Whether you are just starting out or writing your resolutions for the 100th time, the biggest caveat, is that goals and resolutions should never be created out of fear or punishment (ie, if I don’t exercise, I’ll gain weight), but goals should be born out of trust in becoming and self-care (I like the feeling of moving my body and having strength in my limbs, so I’ll exercise). It shouldn’t be “Draw everyday (because if I don’t I won’t become somebody special, I won't create at all, other artists will pass me up, I won’t get a job, or I won’t have anything to contribute,” it should be “I enjoy the process of creating a visual physical thing from ideas, I love putting my imaginary worlds unto something visible that I can share with other people so I will draw whenever when I can.”

Here at Monkey + Seal, we’re a big fan of goals’ close cousin: themes. An extended explanation from out last post: whereas goals cover measurable units (running 3x a week), themes are broad strokes that highlight the values that are important to you (living a more a healthy lifestyle). With goals, you can get easily disappointed when you run 2 days and fail the 3rd day while with theme, if I fail to run at all in the week, there are many other actions I can take to fulfill the theme of living a healthy lifestyle, I can drink more water, get more rest, eat low cholesterol diet, walk around the block during lunchtime. The same thing could be said for the artist.
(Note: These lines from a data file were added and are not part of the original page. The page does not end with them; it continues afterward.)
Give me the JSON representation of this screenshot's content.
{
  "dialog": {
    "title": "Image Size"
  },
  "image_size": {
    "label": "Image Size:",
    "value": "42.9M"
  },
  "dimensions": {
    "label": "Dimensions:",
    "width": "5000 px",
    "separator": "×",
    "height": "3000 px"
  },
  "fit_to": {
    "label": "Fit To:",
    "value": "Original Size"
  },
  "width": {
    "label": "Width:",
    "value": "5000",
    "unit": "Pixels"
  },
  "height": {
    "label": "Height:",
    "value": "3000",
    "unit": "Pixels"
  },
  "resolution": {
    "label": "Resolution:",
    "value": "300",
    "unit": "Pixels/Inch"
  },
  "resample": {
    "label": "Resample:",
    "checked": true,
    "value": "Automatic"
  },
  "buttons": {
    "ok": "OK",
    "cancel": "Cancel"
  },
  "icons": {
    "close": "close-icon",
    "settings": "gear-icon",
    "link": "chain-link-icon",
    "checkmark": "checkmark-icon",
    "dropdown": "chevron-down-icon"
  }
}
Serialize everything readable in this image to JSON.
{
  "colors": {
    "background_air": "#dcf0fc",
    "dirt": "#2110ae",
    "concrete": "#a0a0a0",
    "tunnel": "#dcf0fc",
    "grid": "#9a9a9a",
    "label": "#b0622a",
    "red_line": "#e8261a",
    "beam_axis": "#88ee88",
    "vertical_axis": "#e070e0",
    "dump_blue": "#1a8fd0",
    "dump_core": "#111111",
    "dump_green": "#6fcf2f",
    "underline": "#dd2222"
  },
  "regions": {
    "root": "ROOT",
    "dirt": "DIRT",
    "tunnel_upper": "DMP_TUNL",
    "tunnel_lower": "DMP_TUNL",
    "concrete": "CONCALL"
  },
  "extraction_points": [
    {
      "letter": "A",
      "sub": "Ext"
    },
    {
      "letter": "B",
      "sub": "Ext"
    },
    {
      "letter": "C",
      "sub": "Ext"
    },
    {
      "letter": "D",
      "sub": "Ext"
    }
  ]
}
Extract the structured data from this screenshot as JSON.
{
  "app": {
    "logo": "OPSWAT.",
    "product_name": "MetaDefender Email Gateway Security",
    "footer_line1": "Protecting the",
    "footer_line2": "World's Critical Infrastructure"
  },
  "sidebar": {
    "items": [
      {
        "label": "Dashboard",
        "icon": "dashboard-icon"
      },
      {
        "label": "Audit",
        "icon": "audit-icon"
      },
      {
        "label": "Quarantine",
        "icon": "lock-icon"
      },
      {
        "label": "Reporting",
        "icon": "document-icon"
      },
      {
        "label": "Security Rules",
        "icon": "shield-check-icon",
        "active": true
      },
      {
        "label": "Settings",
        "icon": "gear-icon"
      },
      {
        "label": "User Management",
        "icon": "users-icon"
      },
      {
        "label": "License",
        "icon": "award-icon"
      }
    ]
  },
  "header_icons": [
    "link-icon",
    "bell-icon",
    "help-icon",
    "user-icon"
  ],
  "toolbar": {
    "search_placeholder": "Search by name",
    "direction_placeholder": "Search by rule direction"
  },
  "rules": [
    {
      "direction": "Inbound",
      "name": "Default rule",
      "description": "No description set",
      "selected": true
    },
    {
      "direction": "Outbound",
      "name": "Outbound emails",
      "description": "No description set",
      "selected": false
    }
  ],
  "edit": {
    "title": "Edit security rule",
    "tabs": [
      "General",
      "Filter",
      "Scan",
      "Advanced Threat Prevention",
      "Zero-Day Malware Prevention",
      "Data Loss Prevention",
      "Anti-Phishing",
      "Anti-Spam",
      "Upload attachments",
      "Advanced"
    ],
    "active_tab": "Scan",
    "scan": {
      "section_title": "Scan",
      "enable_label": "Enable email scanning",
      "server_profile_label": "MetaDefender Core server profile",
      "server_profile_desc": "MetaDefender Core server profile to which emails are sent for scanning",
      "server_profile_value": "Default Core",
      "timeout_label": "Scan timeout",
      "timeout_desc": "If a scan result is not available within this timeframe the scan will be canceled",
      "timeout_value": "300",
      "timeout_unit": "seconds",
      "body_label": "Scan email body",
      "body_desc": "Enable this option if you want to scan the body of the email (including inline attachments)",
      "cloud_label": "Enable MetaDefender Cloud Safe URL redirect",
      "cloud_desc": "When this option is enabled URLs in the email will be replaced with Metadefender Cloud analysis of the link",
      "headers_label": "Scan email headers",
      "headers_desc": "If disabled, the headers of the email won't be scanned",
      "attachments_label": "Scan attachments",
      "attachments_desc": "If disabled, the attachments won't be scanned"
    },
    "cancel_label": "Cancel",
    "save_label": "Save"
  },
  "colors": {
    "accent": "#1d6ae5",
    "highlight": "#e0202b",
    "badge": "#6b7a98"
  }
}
Instead of “draw everyday, write everyday, or paint everyday” I now “incorporate a more creative life in my moment to moment,” that could mean anything from sipping chai while observing the sounds of steam milk, coffee grinding, and laughter at a cafĂ©, taking photographs outside my window, catching up on the latest film and discussing its cinematography and color, to walking around the block while hashing out the ending to my film.

So what are your themes for this year? For 6 months? This month?

What is your true north?